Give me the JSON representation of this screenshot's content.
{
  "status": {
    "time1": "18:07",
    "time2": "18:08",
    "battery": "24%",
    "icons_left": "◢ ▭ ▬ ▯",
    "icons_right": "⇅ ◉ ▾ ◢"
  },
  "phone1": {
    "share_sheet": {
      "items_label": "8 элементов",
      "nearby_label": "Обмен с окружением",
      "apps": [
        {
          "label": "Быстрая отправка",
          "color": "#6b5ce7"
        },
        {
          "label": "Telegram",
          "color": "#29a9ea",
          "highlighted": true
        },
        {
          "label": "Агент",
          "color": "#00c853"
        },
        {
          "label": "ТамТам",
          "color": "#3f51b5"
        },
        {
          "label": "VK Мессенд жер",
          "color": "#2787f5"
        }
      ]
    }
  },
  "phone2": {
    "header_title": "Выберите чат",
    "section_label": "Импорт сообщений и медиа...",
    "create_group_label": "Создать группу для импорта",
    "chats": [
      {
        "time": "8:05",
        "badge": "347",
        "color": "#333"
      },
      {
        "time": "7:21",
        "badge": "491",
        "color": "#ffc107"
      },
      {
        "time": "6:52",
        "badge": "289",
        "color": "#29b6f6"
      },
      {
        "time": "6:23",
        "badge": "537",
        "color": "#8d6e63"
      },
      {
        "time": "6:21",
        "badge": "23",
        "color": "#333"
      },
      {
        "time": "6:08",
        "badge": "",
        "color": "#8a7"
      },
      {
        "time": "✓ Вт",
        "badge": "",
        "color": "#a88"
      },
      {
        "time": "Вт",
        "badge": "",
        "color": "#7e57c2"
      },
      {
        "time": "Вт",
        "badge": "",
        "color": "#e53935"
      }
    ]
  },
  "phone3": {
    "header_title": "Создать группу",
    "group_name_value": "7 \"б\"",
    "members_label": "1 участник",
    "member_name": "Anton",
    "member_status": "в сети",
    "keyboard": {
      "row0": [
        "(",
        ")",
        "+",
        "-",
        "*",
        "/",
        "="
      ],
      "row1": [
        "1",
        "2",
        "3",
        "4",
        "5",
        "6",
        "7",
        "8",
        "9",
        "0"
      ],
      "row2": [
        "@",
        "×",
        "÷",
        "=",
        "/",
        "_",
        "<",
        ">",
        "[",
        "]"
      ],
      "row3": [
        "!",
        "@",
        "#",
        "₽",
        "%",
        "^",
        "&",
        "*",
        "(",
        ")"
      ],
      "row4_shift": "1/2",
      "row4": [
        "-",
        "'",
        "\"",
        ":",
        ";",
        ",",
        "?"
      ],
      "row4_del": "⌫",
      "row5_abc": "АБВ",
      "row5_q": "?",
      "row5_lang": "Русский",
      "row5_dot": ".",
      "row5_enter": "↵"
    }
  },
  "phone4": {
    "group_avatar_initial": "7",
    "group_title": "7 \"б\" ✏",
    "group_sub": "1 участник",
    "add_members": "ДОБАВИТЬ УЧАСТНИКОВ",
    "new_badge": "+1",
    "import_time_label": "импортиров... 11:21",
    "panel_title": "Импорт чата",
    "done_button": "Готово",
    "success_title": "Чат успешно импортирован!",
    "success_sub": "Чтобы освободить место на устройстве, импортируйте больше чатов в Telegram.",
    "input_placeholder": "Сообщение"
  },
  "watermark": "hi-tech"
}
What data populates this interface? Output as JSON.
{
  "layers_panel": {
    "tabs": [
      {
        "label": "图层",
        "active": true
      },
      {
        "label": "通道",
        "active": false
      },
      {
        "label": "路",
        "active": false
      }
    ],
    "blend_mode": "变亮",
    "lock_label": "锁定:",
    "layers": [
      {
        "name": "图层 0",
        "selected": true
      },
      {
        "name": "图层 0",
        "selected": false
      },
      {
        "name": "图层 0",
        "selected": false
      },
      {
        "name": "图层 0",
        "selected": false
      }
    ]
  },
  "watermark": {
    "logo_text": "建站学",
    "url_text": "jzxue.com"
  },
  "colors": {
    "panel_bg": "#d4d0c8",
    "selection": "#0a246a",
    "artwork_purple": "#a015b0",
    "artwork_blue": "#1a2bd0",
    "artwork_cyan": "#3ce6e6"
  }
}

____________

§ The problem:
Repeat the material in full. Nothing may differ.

§ Output of the exercise:
Give me the JSON representation of this screenshot's content.
{
  "status": {
    "time1": "18:07",
    "time2": "18:08",
    "battery": "24%",
    "icons_left": "◢ ▭ ▬ ▯",
    "icons_right": "⇅ ◉ ▾ ◢"
  },
  "phone1": {
    "share_sheet": {
      "items_label": "8 элементов",
      "nearby_label": "Обмен с окружением",
      "apps": [
        {
          "label": "Быстрая отправка",
          "color": "#6b5ce7"
        },
        {
          "label": "Telegram",
          "color": "#29a9ea",
          "highlighted": true
        },
        {
          "label": "Агент",
          "color": "#00c853"
        },
        {
          "label": "ТамТам",
          "color": "#3f51b5"
        },
        {
          "label": "VK Мессенд жер",
          "color": "#2787f5"
        }
      ]
    }
  },
  "phone2": {
    "header_title": "Выберите чат",
    "section_label": "Импорт сообщений и медиа...",
    "create_group_label": "Создать группу для импорта",
    "chats": [
      {
        "time": "8:05",
        "badge": "347",
        "color": "#333"
      },
      {
        "time": "7:21",
        "badge": "491",
        "color": "#ffc107"
      },
      {
        "time": "6:52",
        "badge": "289",
        "color": "#29b6f6"
      },
      {
        "time": "6:23",
        "badge": "537",
        "color": "#8d6e63"
      },
      {
        "time": "6:21",
        "badge": "23",
        "color": "#333"
      },
      {
        "time": "6:08",
        "badge": "",
        "color": "#8a7"
      },
      {
        "time": "✓ Вт",
        "badge": "",
        "color": "#a88"
      },
      {
        "time": "Вт",
        "badge": "",
        "color": "#7e57c2"
      },
      {
        "time": "Вт",
        "badge": "",
        "color": "#e53935"
      }
    ]
  },
  "phone3": {
    "header_title": "Создать группу",
    "group_name_value": "7 \"б\"",
    "members_label": "1 участник",
    "member_name": "Anton",
    "member_status": "в сети",
    "keyboard": {
      "row0": [
        "(",
        ")",
        "+",
        "-",
        "*",
        "/",
        "="
      ],
      "row1": [
        "1",
        "2",
        "3",
        "4",
        "5",
        "6",
        "7",
        "8",
        "9",
        "0"
      ],
      "row2": [
        "@",
        "×",
        "÷",
        "=",
        "/",
        "_",
        "<",
        ">",
        "[",
        "]"
      ],
      "row3": [
        "!",
        "@",
        "#",
        "₽",
        "%",
        "^",
        "&",
        "*",
        "(",
        ")"
      ],
      "row4_shift": "1/2",
      "row4": [
        "-",
        "'",
        "\"",
        ":",
        ";",
        ",",
        "?"
      ],
      "row4_del": "⌫",
      "row5_abc": "АБВ",
      "row5_q": "?",
      "row5_lang": "Русский",
      "row5_dot": ".",
      "row5_enter": "↵"
    }
  },
  "phone4": {
    "group_avatar_initial": "7",
    "group_title": "7 \"б\" ✏",
    "group_sub": "1 участник",
    "add_members": "ДОБАВИТЬ УЧАСТНИКОВ",
    "new_badge": "+1",
    "import_time_label": "импортиров... 11:21",
    "panel_title": "Импорт чата",
    "done_button": "Готово",
    "success_title": "Чат успешно импортирован!",
    "success_sub": "Чтобы освободить место на устройстве, импортируйте больше чатов в Telegram.",
    "input_placeholder": "Сообщение"
  },
  "watermark": "hi-tech"
}
What data populates this interface? Output as JSON.
{
  "layers_panel": {
    "tabs": [
      {
        "label": "图层",
        "active": true
      },
      {
        "label": "通道",
        "active": false
      },
      {
        "label": "路",
        "active": false
      }
    ],
    "blend_mode": "变亮",
    "lock_label": "锁定:",
    "layers": [
      {
        "name": "图层 0",
        "selected": true
      },
      {
        "name": "图层 0",
        "selected": false
      },
      {
        "name": "图层 0",
        "selected": false
      },
      {
        "name": "图层 0",
        "selected": false
      }
    ]
  },
  "watermark": {
    "logo_text": "建站学",
    "url_text": "jzxue.com"
  },
  "colors": {
    "panel_bg": "#d4d0c8",
    "selection": "#0a246a",
    "artwork_purple": "#a015b0",
    "artwork_blue": "#1a2bd0",
    "artwork_cyan": "#3ce6e6"
  }
}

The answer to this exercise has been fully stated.